be realistic. last deployment i was super care package diva who was super busy, this time around, i'll admit, there were days that our lil man and i spent the day in our pjs eating nothing but junk food and watching nick, jr. and well, it felt good. knowing my limits this go around, i knew my pregnant body needed 'pj days,' and when it was just the two boys and myself, i knew it was ultra important that i was honest with myself with post-partrum depression set in. and when i admitted to myself that i was only human and that i looked ridiculous running around with a cape on, i was able to take better care of myself. yes, we had monthly goals and yes we kept busy, but i was also realistic with how much we could and really needed to do to 'survive.'

enjoy the little moments. there was nothing like the sunday afternoon when hubby was holding our few day old lil guy and just sitting, still, together. there was that moment when hubby took my hand as we walked out of the reintegration brief and i knew he was home. there's nothing like hearing our lil guy saying 'dadda dadda' when hubby gets home at the end of the bad, irregardless of how crazy our day was. it's those little moments that have made reintegration so much more bearable and manageable this go around.

so, we're caught up and now i have long list of resources, advice, tips and photos to share. so stay tune and don't forget to follow and survive on facebook:
from dropping off bags

to hanging the welcome home sign

Sunday, January 9, 2011

operation hi honey! from canvas on demand

a while back i was flipping through the coupon saver from the commissary and found this and nearly started bawling like a baby. canvas on demand is doing a program where you (actually your hero) can have your favorite picture of you, your hero, your family, printed on a canvas and delivered to you, for free on a 16"x20" pixelpainted canvas.

check them out at:

Saturday, January 8, 2011

the little things that help

so this is deployment #3 for me, deployment #2 for lil man and deployment #4 for hubby. and along the way, we have found little things that have helped. here are a few we are using for our current deployment:

i filled a jar with 'kisses' for lil man and for our hero. there are the same number of kisses in each jar, counting down until our hero is home again.

after reading paper hugs, we all traced our hands and wrote special messages on them for each other. our hero left his 'hands' with us and took our 'hands' with him. every evening, our lil man gets a 'hug' and a 'kiss' from daddy.
to help our hero remember how loved he is, we wrote little 'love notes' and stuck them in his gear so as he unpacked, he would be reminded just how much we love him.
daddy recorded himself reading bedtime stories for our lil man. not only does it help having daddy as part of the bedtime routine still, it has helped lil man with his literacy skills.
and nothing beats snuggling up with 'daddy cheetah' at night. daddy made a build-a-bear for our lil man and recorded a special message for him. we did the same for our hero to take downrange with him.
recordable books have been a big hit this go around too!
lil man has a 'daddy doll' from operation give a hug. it's been great to have 'daddy' to take with us everywhere in a small version.

milawear bracelets and more: feeling closer so far away

so i found these bracelets one day some time back and never more have they helped me feel a little closer to my hero when he's so far away.
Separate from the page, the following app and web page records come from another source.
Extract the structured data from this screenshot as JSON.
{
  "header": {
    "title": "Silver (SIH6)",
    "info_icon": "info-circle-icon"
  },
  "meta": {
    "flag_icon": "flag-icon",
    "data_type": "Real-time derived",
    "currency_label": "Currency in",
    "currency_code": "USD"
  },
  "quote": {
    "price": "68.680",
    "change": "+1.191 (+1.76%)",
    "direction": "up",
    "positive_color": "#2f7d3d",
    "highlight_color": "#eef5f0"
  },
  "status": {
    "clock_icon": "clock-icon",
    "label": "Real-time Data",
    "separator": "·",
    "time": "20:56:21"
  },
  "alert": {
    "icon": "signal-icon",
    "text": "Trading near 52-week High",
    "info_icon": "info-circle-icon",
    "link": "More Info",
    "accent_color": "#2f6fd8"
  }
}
these bracelets are made from para cord (the stuff they use to make their jump beads on and tie up their gear and a million other uses) by veterans. so not only are you helping employ vets, you are able to personalize your bracelet (or if you want a dog collar or lanyard) and for me personally, i feel like i'm getting something that keeps my hero close to me when he's so far away.

check them out at:

Wednesday, June 16, 2010

got a yard that needs mowing?

project evergreen works to connect local lawn service providers with deployed families. so, if your yard looks like it could use a trim, check out the link and see if there is a participating provider in your area:

Wednesday, June 9, 2010

have a kid who may need some fine-tuning in the academics this summer? ever get stuck helping your kid do homework because your deployed hero is better in that subject? have no fear, is here to help, 24-7, just for service members.